What the task asks: Wherever the string "your" shows up in the data below, copy the whole line.

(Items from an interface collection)
************
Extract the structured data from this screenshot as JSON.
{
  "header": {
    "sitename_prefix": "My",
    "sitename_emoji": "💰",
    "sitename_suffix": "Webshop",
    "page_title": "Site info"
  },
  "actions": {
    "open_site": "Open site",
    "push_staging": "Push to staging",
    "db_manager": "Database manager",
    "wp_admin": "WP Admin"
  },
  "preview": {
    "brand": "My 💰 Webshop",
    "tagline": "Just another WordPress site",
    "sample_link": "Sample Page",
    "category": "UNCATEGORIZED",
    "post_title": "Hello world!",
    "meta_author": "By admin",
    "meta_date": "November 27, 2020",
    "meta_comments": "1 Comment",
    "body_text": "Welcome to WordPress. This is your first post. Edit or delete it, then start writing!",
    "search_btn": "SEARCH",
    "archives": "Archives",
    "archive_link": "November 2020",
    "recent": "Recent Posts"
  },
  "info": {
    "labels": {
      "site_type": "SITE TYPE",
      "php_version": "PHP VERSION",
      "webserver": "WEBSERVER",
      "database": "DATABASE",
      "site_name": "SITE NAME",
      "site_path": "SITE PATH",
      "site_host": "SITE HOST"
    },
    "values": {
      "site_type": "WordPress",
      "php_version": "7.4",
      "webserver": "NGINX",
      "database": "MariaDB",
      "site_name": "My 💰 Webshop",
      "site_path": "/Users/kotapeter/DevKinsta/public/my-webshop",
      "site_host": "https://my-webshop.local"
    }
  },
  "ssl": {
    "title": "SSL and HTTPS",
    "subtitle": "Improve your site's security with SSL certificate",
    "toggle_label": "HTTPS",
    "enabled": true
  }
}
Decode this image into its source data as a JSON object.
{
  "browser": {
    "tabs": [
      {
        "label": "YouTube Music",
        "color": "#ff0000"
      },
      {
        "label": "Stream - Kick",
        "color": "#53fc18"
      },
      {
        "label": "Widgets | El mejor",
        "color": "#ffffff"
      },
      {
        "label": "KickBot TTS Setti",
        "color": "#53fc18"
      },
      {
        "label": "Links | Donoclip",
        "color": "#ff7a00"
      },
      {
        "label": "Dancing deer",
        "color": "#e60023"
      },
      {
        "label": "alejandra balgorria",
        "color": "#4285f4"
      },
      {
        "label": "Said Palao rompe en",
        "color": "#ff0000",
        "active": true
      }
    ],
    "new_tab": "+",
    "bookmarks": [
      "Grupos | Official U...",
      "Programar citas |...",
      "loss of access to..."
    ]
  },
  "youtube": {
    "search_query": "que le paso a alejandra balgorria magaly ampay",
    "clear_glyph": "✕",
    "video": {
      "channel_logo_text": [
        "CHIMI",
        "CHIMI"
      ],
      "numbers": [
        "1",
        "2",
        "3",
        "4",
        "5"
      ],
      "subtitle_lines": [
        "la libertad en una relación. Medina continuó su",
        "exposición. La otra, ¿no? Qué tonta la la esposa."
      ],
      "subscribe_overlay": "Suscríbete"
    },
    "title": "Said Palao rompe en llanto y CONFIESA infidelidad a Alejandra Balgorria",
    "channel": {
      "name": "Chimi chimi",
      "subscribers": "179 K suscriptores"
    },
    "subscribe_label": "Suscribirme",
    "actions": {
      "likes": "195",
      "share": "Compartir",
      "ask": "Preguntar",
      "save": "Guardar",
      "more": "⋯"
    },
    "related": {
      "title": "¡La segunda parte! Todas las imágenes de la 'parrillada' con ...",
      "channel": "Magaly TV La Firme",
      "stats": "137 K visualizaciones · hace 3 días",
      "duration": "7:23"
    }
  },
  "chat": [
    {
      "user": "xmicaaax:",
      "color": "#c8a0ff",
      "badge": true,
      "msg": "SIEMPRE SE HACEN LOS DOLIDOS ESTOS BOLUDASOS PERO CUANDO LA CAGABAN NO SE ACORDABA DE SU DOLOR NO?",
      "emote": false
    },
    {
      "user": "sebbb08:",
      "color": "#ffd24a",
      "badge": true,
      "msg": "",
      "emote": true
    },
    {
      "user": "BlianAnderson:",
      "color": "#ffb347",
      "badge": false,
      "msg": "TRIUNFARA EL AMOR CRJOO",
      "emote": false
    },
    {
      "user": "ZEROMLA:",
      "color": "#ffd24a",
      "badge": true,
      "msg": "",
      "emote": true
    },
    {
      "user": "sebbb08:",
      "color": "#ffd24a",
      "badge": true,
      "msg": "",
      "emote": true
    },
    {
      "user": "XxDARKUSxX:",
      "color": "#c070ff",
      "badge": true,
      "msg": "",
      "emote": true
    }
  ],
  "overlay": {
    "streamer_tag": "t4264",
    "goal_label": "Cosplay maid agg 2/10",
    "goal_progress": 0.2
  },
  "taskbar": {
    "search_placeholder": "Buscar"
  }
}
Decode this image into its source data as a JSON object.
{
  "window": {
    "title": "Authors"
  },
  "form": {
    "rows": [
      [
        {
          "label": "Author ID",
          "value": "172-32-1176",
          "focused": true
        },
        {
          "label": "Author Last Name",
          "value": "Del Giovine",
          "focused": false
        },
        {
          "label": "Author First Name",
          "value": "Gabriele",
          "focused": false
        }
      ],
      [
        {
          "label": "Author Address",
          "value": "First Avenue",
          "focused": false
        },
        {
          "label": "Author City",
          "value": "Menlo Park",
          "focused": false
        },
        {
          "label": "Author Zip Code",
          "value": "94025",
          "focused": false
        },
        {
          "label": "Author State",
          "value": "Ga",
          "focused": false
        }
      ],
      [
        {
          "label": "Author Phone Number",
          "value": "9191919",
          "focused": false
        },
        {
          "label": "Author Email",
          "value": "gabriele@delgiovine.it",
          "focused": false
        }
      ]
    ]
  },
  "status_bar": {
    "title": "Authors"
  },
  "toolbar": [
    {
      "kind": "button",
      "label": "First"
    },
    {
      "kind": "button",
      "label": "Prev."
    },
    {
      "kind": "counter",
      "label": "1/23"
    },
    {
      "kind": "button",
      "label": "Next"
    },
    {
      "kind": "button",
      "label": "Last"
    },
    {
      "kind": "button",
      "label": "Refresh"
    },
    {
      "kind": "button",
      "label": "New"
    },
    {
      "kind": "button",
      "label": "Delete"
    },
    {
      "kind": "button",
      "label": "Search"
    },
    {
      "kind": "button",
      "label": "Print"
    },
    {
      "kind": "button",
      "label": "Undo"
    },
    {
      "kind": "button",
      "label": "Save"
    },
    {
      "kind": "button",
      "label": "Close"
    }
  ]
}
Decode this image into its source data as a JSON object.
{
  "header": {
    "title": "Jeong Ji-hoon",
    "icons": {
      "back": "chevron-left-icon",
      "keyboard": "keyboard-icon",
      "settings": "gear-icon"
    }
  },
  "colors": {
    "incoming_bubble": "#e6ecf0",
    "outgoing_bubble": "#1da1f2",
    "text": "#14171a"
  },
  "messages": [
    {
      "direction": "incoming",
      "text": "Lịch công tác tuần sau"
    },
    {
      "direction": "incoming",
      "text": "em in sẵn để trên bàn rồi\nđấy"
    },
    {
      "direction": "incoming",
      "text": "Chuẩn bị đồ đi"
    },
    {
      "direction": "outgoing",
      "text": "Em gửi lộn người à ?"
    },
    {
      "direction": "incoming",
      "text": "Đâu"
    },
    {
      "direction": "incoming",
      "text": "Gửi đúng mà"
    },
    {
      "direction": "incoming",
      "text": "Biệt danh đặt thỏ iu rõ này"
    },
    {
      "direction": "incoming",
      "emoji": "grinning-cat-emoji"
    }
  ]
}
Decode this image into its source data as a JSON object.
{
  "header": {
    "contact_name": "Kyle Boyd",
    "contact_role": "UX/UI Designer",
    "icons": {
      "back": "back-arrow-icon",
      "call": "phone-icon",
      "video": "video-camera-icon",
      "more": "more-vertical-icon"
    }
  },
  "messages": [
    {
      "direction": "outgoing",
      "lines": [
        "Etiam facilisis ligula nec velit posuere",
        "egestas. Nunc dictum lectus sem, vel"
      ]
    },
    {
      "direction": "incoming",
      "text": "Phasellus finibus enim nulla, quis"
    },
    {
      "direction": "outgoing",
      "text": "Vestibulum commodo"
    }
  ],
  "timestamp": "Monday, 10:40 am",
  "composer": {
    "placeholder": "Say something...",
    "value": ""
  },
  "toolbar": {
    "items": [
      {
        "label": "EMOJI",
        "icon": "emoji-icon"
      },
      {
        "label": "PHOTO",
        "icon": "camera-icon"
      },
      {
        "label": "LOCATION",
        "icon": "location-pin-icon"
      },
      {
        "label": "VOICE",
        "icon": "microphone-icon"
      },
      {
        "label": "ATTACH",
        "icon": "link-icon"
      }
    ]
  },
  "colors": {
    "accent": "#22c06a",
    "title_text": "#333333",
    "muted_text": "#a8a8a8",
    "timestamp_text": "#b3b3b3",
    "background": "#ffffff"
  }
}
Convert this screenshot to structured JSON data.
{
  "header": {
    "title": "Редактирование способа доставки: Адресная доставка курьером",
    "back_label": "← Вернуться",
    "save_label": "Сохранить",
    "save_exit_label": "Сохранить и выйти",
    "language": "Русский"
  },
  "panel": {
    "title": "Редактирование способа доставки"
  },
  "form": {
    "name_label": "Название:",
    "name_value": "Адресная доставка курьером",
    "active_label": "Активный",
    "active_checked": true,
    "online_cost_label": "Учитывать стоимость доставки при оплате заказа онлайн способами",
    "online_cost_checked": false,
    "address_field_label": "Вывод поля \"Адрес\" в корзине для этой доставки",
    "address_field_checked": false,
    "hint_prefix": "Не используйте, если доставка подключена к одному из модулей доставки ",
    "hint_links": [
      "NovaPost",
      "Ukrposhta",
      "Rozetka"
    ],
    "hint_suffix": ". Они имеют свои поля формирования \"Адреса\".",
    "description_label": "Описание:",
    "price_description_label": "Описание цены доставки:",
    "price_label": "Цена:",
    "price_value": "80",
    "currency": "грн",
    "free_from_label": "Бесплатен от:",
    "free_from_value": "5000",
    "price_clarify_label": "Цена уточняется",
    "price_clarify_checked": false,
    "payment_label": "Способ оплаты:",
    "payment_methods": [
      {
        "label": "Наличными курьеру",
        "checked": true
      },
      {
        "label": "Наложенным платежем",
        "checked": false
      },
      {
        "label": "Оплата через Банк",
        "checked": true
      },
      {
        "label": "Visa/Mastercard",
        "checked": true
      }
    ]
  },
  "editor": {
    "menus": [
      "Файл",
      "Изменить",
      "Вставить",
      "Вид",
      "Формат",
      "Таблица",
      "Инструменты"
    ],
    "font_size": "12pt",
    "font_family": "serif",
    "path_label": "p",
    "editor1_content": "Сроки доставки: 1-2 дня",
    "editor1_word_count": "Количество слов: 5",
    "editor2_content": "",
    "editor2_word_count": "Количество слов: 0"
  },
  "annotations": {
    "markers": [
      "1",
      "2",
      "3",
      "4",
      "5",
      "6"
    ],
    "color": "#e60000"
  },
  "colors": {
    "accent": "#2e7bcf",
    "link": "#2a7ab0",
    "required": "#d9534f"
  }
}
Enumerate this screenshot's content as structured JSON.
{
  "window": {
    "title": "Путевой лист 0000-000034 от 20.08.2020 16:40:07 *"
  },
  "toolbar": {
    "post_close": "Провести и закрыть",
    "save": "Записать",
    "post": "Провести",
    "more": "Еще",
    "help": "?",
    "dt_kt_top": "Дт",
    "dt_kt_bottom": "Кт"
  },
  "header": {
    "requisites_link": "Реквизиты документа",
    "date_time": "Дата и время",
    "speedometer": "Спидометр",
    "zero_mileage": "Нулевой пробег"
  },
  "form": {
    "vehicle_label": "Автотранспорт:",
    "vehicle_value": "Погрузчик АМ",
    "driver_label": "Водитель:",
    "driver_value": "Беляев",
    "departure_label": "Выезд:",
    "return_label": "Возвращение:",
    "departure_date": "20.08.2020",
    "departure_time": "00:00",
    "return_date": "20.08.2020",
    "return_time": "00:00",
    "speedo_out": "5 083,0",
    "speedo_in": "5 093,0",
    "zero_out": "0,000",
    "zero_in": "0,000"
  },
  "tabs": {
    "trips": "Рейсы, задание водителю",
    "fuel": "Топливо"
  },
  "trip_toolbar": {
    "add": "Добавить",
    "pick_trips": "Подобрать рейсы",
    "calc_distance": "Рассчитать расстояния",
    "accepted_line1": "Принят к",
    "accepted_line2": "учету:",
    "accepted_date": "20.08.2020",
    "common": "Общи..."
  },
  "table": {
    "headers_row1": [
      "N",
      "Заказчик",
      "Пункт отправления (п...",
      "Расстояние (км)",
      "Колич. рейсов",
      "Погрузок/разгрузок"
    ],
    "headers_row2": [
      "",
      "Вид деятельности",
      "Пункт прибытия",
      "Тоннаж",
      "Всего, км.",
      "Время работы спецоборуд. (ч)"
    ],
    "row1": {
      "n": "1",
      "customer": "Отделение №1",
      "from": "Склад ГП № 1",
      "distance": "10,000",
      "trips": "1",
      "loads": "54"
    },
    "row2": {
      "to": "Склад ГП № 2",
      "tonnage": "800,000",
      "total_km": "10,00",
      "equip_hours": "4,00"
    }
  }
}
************
Solved exercise:
    "body_text": "Welcome to WordPress. This is your first post. Edit or delete it, then start writing!",
    "subtitle": "Improve your site's security with SSL certificate",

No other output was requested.